BETHESDA – Jiming “J.J.” Chen Jr. is a 10-year-old who likes to recite.
He’ll happily reel off more than 50 digits of pi and the winners of the 11 previous national spelling bee champions without even been asked.
J.J. came close to adding his name to that list.
The fifth grader at Bradley Hills Elementary School made it into the finals of last week’s Scripps National Spelling Bee.
Of the 11 million children across the United States who participated in their school’s spelling bee, only 285 of them spelled their words correctly enough times to make it to the championships held in Washington, D.C. May 25 and 26. The top 45 went on to the finals.
J.J., who has played piano for seven years, violin for a few years and competes on the U-11 Bethesda soccer club, participated in his first spelling bee less than six months ago.
He didn’t even win, placing second.
But the winner, fifth grader Vonn Russell, chose not to move on in the competition and J.J. ended up representing his school in the regional finals
He took first place and was crowned Montgomery County’s best speller, enabling him to move on.
Spelling “is something I love,” he said. “I just memorize, just read through it a lot and it comes out of your mouth.”
His mother, Shasha Chen, remembers her son correctly spelling the word “transportation” at the age of three.
J.J. breaks down words to their origin, learns the definition, suffixes and prefixes before he slowly and deliberately spells it, often visualizing the word by using his finger to write the word on his hand.
He doesn’t focus on the letters as much as the whole word and studies with his father, James, using a dictionary of root words.
The best thing to do is “learn the roots of words, ask questions and don’t pressure yourself,” he said.
When he felt pressure under the television lights, he took a deep breath.
The first time moderator Jacques Bailley asked him to spell a word, J.J. verbally teased him by responding with the words to Adele’s song, “Hello.”

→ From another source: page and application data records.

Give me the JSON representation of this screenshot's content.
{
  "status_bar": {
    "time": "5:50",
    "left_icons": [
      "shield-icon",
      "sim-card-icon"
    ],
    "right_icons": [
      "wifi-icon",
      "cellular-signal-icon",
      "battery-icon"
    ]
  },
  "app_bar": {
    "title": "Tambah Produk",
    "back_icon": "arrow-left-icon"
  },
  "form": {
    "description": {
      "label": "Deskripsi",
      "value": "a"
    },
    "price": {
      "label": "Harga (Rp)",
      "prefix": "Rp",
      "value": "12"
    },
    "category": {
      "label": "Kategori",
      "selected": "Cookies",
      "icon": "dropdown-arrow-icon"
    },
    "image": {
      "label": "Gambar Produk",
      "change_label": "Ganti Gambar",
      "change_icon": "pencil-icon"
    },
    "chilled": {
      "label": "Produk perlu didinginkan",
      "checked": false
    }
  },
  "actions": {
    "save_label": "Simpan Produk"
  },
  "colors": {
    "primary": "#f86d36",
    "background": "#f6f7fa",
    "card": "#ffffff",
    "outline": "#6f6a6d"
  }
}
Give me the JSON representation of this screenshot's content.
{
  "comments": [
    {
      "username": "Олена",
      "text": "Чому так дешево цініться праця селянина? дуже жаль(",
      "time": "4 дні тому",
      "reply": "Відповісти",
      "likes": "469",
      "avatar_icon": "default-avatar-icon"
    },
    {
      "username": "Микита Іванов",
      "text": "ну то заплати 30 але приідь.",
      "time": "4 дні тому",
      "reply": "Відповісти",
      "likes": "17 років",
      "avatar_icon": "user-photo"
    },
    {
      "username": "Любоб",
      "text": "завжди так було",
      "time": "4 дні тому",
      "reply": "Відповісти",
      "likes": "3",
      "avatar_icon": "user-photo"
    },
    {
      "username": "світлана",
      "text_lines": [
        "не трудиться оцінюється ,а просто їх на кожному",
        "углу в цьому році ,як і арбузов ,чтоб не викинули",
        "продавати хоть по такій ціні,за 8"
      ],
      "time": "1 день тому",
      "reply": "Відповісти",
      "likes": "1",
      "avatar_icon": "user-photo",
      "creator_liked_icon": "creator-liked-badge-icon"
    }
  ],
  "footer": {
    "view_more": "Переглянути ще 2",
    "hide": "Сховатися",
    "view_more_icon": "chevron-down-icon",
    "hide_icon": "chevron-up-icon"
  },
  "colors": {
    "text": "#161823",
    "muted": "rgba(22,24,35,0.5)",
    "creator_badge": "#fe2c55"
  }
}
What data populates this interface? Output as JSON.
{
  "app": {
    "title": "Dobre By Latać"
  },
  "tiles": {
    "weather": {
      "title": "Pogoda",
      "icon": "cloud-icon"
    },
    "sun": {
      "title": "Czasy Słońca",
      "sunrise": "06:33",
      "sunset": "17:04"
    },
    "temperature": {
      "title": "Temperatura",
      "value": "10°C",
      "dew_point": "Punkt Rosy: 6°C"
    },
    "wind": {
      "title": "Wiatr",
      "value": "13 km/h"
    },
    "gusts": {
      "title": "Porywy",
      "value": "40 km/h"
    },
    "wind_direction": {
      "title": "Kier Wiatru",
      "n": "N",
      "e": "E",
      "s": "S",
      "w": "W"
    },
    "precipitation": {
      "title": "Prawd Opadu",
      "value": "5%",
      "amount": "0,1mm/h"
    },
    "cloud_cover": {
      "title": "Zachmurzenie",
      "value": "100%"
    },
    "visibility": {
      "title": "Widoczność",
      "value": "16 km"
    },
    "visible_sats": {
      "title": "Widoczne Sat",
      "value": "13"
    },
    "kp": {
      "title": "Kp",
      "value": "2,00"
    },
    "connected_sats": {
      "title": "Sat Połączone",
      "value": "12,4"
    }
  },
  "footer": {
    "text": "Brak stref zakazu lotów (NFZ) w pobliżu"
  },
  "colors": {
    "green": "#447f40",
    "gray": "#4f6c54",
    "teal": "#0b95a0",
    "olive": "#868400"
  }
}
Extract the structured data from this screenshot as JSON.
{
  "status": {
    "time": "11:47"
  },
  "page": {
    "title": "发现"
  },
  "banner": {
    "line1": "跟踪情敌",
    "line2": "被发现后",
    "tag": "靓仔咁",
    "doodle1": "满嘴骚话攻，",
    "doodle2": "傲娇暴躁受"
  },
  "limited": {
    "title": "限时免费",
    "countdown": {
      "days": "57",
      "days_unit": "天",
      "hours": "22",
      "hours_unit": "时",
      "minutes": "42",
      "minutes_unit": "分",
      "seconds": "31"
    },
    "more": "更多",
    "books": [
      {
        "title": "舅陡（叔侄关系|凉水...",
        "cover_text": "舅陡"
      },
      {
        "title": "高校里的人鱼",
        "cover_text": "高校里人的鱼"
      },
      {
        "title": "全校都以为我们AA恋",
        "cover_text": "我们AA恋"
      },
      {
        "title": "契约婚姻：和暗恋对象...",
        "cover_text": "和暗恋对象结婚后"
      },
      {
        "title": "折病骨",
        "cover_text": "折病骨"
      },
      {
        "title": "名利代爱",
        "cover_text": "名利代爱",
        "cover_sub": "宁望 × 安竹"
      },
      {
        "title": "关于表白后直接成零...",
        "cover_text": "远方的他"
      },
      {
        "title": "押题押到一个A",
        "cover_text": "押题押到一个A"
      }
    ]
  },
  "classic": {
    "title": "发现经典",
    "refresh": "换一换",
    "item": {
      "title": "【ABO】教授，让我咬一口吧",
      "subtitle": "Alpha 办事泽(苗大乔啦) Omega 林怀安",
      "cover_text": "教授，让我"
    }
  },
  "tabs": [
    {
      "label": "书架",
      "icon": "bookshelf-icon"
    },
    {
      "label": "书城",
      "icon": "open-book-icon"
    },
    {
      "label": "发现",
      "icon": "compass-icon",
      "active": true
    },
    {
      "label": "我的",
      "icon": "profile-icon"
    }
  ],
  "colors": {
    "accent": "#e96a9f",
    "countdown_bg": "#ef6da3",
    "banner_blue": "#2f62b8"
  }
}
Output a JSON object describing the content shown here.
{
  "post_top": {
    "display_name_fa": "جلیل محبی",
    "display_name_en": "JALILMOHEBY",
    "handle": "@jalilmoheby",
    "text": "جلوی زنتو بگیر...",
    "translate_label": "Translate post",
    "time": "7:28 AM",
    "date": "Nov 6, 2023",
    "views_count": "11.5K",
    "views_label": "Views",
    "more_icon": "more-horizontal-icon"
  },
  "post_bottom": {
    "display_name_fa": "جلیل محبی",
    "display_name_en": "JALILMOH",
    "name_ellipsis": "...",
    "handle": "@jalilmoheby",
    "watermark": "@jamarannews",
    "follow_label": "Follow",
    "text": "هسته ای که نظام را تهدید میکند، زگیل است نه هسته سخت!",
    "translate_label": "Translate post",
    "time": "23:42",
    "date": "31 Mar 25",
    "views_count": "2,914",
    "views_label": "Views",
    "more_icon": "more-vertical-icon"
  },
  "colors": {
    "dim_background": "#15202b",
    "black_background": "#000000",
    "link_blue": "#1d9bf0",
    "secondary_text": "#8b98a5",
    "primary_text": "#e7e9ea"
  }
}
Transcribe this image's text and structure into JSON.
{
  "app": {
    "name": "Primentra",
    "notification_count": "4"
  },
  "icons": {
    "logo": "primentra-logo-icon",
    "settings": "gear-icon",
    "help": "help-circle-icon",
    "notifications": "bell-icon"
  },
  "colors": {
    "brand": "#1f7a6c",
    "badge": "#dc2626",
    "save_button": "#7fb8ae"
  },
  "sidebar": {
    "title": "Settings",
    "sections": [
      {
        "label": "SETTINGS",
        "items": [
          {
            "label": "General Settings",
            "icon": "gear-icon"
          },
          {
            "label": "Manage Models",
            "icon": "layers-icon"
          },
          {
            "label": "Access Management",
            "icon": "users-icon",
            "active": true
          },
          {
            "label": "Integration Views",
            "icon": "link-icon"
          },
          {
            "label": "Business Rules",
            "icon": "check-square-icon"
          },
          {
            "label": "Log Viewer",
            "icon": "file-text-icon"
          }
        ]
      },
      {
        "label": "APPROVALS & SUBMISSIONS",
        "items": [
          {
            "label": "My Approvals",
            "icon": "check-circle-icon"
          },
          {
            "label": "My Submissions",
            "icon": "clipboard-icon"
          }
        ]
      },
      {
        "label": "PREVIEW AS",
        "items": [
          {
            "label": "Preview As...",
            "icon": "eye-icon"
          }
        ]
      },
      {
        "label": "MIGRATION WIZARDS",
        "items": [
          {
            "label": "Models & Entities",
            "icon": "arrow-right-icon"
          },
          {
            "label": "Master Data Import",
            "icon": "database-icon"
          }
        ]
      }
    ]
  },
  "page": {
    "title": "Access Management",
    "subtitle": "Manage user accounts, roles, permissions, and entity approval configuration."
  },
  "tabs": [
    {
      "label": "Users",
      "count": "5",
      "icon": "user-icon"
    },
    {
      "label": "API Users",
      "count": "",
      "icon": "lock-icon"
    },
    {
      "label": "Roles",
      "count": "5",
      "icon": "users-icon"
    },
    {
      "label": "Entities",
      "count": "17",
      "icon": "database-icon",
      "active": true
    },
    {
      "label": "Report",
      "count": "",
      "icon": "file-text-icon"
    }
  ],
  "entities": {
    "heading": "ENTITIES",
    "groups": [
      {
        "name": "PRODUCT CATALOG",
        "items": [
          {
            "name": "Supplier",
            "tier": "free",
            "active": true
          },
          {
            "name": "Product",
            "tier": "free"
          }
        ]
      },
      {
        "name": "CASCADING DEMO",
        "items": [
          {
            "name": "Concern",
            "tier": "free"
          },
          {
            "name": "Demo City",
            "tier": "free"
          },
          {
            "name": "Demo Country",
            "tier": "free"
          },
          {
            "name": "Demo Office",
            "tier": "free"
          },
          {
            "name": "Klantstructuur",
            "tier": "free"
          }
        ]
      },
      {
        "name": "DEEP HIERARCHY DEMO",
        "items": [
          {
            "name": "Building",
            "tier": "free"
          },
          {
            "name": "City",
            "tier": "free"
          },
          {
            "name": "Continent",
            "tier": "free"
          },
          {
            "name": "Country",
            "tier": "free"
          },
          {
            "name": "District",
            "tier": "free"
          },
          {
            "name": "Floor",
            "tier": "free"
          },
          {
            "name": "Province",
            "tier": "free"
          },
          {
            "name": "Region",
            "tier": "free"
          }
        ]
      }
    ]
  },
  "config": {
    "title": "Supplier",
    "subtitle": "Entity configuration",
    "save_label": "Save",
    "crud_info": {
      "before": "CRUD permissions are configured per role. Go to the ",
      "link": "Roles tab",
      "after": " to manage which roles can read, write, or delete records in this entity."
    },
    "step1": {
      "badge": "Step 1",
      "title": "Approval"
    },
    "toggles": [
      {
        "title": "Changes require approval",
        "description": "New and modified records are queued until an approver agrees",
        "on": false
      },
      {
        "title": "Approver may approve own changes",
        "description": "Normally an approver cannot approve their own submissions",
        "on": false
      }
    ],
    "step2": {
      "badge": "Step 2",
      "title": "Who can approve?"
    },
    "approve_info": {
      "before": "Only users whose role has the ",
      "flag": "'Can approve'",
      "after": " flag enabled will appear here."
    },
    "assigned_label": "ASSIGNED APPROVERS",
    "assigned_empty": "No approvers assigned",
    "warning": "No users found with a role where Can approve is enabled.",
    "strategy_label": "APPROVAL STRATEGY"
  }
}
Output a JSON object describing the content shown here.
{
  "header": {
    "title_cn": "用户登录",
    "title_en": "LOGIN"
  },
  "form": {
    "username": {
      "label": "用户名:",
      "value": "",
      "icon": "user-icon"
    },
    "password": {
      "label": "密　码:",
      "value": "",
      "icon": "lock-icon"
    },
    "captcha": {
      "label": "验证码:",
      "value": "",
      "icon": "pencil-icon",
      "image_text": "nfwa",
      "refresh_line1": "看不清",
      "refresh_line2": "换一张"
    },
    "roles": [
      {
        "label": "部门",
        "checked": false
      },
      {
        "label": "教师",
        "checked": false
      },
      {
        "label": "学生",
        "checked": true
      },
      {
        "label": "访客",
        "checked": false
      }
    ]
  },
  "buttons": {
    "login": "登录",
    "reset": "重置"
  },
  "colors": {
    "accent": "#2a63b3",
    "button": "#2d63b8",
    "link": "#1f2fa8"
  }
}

When Bailley replied, “hello,” J.J. said, “It’s me.”
If he had missed the word, J.J. said he was ready to use another line from that song: “At least I can say that I’ve tried.”
But he got it right and soon moved onto the finals, where in the first round he was asked to spell “scialytic.”
The second vowel threw him off.
“My instincts told me ‘o’ and then another instinct told me ‘a’ but the other [incorrect] instinct was stronger,” J.J. said as he explained how close he was to spelling his word correctly.
When asked why he thought more children aren’t into spelling competitions, J.J. said, “Maybe they don’t like to hear the sound of the bell,” telling them they made a mistake and they were out of the competition.
J.J. enjoyed meeting the other spellers but the bee wasn’t all fun, he said.
There was a lot of down time, about 20 minutes between each of his words, and he found himself eager for the show’s commercials, where the contestants high fived each other.
Making it to the bee enabled him to appear on a seven minute segment of “Good Morning Washington,” where he asked the three hosts to spell words.
J.J. has only lived in Bethesda a year, after moving here from Orlando, Fla.
He said he hopes to be accepted into the Takoma Park Middle School’s math, science and computer science magnet program.
His bio on the spelling bee website describes him as someone who “has always been curious about how things work and passionate about deeply exploring the world of science.”
J.J.’s goal is to be an inventor and scientist and “hopes to tackle incurable disease and help make human lives longer and healthier.”
He can solve the Rubik’s Cube in 31 seconds and loves to read. His current favorite author is Rick Riordan, who writes the famous Percy Jackson and the Olympians series.
The fifth-grader didn’t expect to make it to the finals but now he’s determined to try again.
“I’m happy, because I have three more years” of eligibility,” he said.